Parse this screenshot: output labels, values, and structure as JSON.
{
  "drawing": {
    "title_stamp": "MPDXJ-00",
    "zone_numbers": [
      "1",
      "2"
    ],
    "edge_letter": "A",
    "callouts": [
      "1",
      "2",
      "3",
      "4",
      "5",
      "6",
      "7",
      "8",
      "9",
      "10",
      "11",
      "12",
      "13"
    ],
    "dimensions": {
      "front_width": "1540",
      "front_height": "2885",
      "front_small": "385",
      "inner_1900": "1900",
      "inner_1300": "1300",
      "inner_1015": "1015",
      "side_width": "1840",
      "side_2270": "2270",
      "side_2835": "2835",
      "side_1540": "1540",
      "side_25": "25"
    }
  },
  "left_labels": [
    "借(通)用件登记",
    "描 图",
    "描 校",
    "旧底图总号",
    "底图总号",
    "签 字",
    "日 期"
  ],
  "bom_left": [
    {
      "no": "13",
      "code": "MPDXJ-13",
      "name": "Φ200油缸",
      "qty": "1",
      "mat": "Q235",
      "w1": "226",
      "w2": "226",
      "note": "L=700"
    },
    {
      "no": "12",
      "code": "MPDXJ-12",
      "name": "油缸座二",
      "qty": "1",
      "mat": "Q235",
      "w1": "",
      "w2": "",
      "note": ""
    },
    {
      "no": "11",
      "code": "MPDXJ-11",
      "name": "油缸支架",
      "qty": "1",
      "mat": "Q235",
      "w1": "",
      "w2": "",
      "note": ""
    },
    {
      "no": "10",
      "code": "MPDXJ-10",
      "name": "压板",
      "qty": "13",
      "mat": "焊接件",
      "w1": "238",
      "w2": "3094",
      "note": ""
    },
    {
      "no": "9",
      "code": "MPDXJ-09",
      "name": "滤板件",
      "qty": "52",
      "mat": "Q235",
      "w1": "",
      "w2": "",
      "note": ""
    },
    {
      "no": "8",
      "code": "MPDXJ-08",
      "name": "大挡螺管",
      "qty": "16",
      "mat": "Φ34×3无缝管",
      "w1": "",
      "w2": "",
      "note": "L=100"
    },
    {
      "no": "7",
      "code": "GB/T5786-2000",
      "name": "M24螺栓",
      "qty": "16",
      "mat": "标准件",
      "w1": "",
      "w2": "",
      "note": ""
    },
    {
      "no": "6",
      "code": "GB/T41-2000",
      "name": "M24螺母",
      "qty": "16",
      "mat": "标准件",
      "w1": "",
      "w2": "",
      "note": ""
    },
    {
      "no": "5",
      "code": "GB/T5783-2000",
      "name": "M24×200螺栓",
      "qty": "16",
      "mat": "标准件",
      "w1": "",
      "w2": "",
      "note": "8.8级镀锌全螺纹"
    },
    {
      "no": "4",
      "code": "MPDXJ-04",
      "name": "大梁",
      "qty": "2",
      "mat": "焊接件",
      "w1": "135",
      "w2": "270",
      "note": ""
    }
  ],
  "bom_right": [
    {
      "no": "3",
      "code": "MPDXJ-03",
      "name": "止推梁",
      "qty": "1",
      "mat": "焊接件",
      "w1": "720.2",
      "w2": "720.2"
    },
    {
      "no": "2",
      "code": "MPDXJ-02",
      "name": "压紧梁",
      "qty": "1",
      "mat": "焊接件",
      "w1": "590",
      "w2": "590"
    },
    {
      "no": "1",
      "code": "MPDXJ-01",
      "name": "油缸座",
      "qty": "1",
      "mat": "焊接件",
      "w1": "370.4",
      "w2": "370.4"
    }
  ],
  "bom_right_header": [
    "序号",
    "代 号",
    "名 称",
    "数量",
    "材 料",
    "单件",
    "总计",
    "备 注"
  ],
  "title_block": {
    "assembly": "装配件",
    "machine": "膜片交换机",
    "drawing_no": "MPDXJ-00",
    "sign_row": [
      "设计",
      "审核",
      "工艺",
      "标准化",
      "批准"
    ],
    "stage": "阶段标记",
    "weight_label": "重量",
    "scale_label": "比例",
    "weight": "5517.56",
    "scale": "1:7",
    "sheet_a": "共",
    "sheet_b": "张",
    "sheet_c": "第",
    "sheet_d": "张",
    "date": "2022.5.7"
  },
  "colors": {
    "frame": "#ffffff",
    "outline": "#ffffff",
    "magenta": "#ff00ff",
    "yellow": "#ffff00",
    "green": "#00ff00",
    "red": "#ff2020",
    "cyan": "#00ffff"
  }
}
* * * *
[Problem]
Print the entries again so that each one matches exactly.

[Exercise solution]
Parse this screenshot: output labels, values, and structure as JSON.
{
  "drawing": {
    "title_stamp": "MPDXJ-00",
    "zone_numbers": [
      "1",
      "2"
    ],
    "edge_letter": "A",
    "callouts": [
      "1",
      "2",
      "3",
      "4",
      "5",
      "6",
      "7",
      "8",
      "9",
      "10",
      "11",
      "12",
      "13"
    ],
    "dimensions": {
      "front_width": "1540",
      "front_height": "2885",
      "front_small": "385",
      "inner_1900": "1900",
      "inner_1300": "1300",
      "inner_1015": "1015",
      "side_width": "1840",
      "side_2270": "2270",
      "side_2835": "2835",
      "side_1540": "1540",
      "side_25": "25"
    }
  },
  "left_labels": [
    "借(通)用件登记",
    "描 图",
    "描 校",
    "旧底图总号",
    "底图总号",
    "签 字",
    "日 期"
  ],
  "bom_left": [
    {
      "no": "13",
      "code": "MPDXJ-13",
      "name": "Φ200油缸",
      "qty": "1",
      "mat": "Q235",
      "w1": "226",
      "w2": "226",
      "note": "L=700"
    },
    {
      "no": "12",
      "code": "MPDXJ-12",
      "name": "油缸座二",
      "qty": "1",
      "mat": "Q235",
      "w1": "",
      "w2": "",
      "note": ""
    },
    {
      "no": "11",
      "code": "MPDXJ-11",
      "name": "油缸支架",
      "qty": "1",
      "mat": "Q235",
      "w1": "",
      "w2": "",
      "note": ""
    },
    {
      "no": "10",
      "code": "MPDXJ-10",
      "name": "压板",
      "qty": "13",
      "mat": "焊接件",
      "w1": "238",
      "w2": "3094",
      "note": ""
    },
    {
      "no": "9",
      "code": "MPDXJ-09",
      "name": "滤板件",
      "qty": "52",
      "mat": "Q235",
      "w1": "",
      "w2": "",
      "note": ""
    },
    {
      "no": "8",
      "code": "MPDXJ-08",
      "name": "大挡螺管",
      "qty": "16",
      "mat": "Φ34×3无缝管",
      "w1": "",
      "w2": "",
      "note": "L=100"
    },
    {
      "no": "7",
      "code": "GB/T5786-2000",
      "name": "M24螺栓",
      "qty": "16",
      "mat": "标准件",
      "w1": "",
      "w2": "",
      "note": ""
    },
    {
      "no": "6",
      "code": "GB/T41-2000",
      "name": "M24螺母",
      "qty": "16",
      "mat": "标准件",
      "w1": "",
      "w2": "",
      "note": ""
    },
    {
      "no": "5",
      "code": "GB/T5783-2000",
      "name": "M24×200螺栓",
      "qty": "16",
      "mat": "标准件",
      "w1": "",
      "w2": "",
      "note": "8.8级镀锌全螺纹"
    },
    {
      "no": "4",
      "code": "MPDXJ-04",
      "name": "大梁",
      "qty": "2",
      "mat": "焊接件",
      "w1": "135",
      "w2": "270",
      "note": ""
    }
  ],
  "bom_right": [
    {
      "no": "3",
      "code": "MPDXJ-03",
      "name": "止推梁",
      "qty": "1",
      "mat": "焊接件",
      "w1": "720.2",
      "w2": "720.2"
    },
    {
      "no": "2",
      "code": "MPDXJ-02",
      "name": "压紧梁",
      "qty": "1",
      "mat": "焊接件",
      "w1": "590",
      "w2": "590"
    },
    {
      "no": "1",
      "code": "MPDXJ-01",
      "name": "油缸座",
      "qty": "1",
      "mat": "焊接件",
      "w1": "370.4",
      "w2": "370.4"
    }
  ],
  "bom_right_header": [
    "序号",
    "代 号",
    "名 称",
    "数量",
    "材 料",
    "单件",
    "总计",
    "备 注"
  ],
  "title_block": {
    "assembly": "装配件",
    "machine": "膜片交换机",
    "drawing_no": "MPDXJ-00",
    "sign_row": [
      "设计",
      "审核",
      "工艺",
      "标准化",
      "批准"
    ],
    "stage": "阶段标记",
    "weight_label": "重量",
    "scale_label": "比例",
    "weight": "5517.56",
    "scale": "1:7",
    "sheet_a": "共",
    "sheet_b": "张",
    "sheet_c": "第",
    "sheet_d": "张",
    "date": "2022.5.7"
  },
  "colors": {
    "frame": "#ffffff",
    "outline": "#ffffff",
    "magenta": "#ff00ff",
    "yellow": "#ffff00",
    "green": "#00ff00",
    "red": "#ff2020",
    "cyan": "#00ffff"
  }
}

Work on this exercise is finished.